Data records Start Marker
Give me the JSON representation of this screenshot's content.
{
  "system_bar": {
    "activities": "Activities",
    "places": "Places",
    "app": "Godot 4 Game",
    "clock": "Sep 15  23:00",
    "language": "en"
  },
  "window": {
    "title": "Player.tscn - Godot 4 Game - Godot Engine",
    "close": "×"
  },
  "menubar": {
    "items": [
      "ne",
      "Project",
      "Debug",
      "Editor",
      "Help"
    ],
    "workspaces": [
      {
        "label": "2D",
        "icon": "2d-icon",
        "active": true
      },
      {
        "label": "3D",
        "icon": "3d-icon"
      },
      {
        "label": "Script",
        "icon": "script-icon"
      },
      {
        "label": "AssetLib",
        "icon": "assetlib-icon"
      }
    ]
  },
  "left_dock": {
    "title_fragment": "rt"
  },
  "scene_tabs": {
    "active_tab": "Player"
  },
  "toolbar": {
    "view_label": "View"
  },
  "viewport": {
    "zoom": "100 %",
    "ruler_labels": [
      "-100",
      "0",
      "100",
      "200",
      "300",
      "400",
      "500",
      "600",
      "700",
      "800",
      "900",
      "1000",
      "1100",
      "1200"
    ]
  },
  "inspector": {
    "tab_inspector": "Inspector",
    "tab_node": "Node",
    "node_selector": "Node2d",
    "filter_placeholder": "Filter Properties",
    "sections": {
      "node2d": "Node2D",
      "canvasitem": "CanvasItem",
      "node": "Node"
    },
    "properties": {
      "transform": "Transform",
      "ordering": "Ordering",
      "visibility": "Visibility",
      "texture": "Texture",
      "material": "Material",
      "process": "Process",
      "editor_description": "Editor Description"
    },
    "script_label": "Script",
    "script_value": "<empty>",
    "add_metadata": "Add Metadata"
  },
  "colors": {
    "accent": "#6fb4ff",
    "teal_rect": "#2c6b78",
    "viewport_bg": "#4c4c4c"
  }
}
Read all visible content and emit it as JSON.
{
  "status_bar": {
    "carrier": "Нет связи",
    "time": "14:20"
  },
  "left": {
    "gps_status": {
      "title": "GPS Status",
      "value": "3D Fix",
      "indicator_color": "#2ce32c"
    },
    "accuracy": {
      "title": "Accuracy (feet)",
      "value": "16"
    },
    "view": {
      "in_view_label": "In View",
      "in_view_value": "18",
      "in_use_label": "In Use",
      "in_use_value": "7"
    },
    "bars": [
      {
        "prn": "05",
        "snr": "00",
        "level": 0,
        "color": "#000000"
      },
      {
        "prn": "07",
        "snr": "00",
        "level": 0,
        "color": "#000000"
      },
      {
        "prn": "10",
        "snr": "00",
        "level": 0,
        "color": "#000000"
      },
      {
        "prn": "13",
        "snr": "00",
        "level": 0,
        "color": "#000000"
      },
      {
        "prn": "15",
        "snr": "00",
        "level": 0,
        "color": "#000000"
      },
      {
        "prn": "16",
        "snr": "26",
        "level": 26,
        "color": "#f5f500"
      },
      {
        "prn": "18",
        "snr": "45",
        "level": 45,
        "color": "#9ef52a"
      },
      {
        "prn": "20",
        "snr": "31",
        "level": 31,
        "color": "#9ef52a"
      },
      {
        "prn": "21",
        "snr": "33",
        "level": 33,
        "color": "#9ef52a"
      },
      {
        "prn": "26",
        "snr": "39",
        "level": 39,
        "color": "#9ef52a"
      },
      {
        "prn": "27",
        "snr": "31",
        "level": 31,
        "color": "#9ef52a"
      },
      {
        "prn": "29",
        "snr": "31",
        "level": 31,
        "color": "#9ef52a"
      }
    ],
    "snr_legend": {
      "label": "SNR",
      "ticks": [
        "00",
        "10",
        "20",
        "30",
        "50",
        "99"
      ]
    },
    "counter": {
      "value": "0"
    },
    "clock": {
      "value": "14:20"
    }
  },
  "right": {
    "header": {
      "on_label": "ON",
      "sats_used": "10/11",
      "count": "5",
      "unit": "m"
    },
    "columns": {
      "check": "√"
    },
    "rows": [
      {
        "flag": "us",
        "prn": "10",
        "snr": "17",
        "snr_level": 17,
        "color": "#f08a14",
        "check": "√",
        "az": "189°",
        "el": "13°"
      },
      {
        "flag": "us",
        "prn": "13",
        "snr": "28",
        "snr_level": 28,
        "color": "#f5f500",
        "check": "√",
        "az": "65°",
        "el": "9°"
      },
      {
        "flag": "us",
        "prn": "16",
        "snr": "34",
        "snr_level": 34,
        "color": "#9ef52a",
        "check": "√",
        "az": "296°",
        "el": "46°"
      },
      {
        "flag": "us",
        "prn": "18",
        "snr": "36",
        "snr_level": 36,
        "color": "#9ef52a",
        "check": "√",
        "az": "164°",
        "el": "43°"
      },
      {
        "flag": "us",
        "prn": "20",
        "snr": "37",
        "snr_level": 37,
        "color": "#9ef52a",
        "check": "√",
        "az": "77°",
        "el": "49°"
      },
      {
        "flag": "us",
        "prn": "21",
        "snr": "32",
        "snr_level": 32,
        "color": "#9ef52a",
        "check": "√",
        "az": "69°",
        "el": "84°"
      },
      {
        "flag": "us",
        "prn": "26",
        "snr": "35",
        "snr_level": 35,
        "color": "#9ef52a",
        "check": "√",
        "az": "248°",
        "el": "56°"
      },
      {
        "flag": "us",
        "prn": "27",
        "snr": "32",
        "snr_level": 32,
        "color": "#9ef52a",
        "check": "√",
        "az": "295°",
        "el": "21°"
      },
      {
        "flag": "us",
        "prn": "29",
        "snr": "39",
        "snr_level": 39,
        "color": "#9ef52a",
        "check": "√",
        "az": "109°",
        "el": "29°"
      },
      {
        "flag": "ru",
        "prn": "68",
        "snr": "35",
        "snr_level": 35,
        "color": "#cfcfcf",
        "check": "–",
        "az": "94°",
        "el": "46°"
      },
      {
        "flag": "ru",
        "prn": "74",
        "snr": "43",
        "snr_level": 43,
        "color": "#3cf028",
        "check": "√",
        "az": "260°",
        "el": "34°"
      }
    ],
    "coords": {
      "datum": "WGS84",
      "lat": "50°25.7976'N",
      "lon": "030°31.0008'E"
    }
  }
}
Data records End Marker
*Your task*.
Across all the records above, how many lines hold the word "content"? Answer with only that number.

*Expected output*.
2